Top of DATA SECTION

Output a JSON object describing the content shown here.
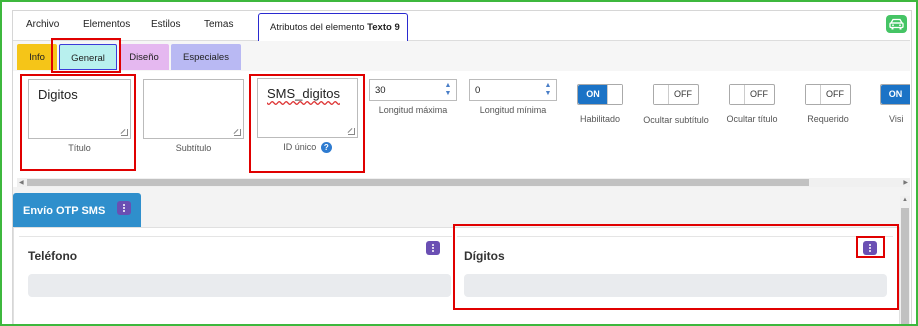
{
  "menubar": {
    "items": [
      "Archivo",
      "Elementos",
      "Estilos",
      "Temas"
    ],
    "active_tab_prefix": "Atributos del elemento ",
    "active_tab_bold": "Texto 9"
  },
  "subtabs": [
    "Info",
    "General",
    "Diseño",
    "Especiales"
  ],
  "props": {
    "titulo": {
      "value": "Digitos",
      "label": "Título"
    },
    "subtitulo": {
      "value": "",
      "label": "Subtítulo"
    },
    "id_unico": {
      "value": "SMS_digitos",
      "label": "ID único"
    },
    "longitud_maxima": {
      "value": "30",
      "label": "Longitud máxima"
    },
    "longitud_minima": {
      "value": "0",
      "label": "Longitud mínima"
    },
    "habilitado": {
      "state": "ON",
      "label": "Habilitado"
    },
    "ocultar_subtitulo": {
      "state": "OFF",
      "label": "Ocultar subtítulo"
    },
    "ocultar_titulo": {
      "state": "OFF",
      "label": "Ocultar título"
    },
    "requerido": {
      "state": "OFF",
      "label": "Requerido"
    },
    "visible": {
      "state": "ON",
      "label": "Visi"
    }
  },
  "form": {
    "tab_label": "Envío OTP SMS",
    "fields": [
      {
        "title": "Teléfono"
      },
      {
        "title": "Dígitos"
      }
    ]
  },
  "colors": {
    "frame": "#3db83d",
    "info_tab": "#f5c518",
    "general_tab": "#b8f0ee",
    "diseno_tab": "#e5b8f0",
    "especiales_tab": "#b9b9f3",
    "toggle_on": "#1b73c6",
    "form_tab": "#2f8fcc",
    "kebab": "#6a4fb3",
    "annotation": "#e00000"
  }
}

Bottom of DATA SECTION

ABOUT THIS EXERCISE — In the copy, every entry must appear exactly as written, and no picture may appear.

RESPONSE —
Output a JSON object describing the content shown here.
{
  "menubar": {
    "items": [
      "Archivo",
      "Elementos",
      "Estilos",
      "Temas"
    ],
    "active_tab_prefix": "Atributos del elemento ",
    "active_tab_bold": "Texto 9"
  },
  "subtabs": [
    "Info",
    "General",
    "Diseño",
    "Especiales"
  ],
  "props": {
    "titulo": {
      "value": "Digitos",
      "label": "Título"
    },
    "subtitulo": {
      "value": "",
      "label": "Subtítulo"
    },
    "id_unico": {
      "value": "SMS_digitos",
      "label": "ID único"
    },
    "longitud_maxima": {
      "value": "30",
      "label": "Longitud máxima"
    },
    "longitud_minima": {
      "value": "0",
      "label": "Longitud mínima"
    },
    "habilitado": {
      "state": "ON",
      "label": "Habilitado"
    },
    "ocultar_subtitulo": {
      "state": "OFF",
      "label": "Ocultar subtítulo"
    },
    "ocultar_titulo": {
      "state": "OFF",
      "label": "Ocultar título"
    },
    "requerido": {
      "state": "OFF",
      "label": "Requerido"
    },
    "visible": {
      "state": "ON",
      "label": "Visi"
    }
  },
  "form": {
    "tab_label": "Envío OTP SMS",
    "fields": [
      {
        "title": "Teléfono"
      },
      {
        "title": "Dígitos"
      }
    ]
  },
  "colors": {
    "frame": "#3db83d",
    "info_tab": "#f5c518",
    "general_tab": "#b8f0ee",
    "diseno_tab": "#e5b8f0",
    "especiales_tab": "#b9b9f3",
    "toggle_on": "#1b73c6",
    "form_tab": "#2f8fcc",
    "kebab": "#6a4fb3",
    "annotation": "#e00000"
  }
}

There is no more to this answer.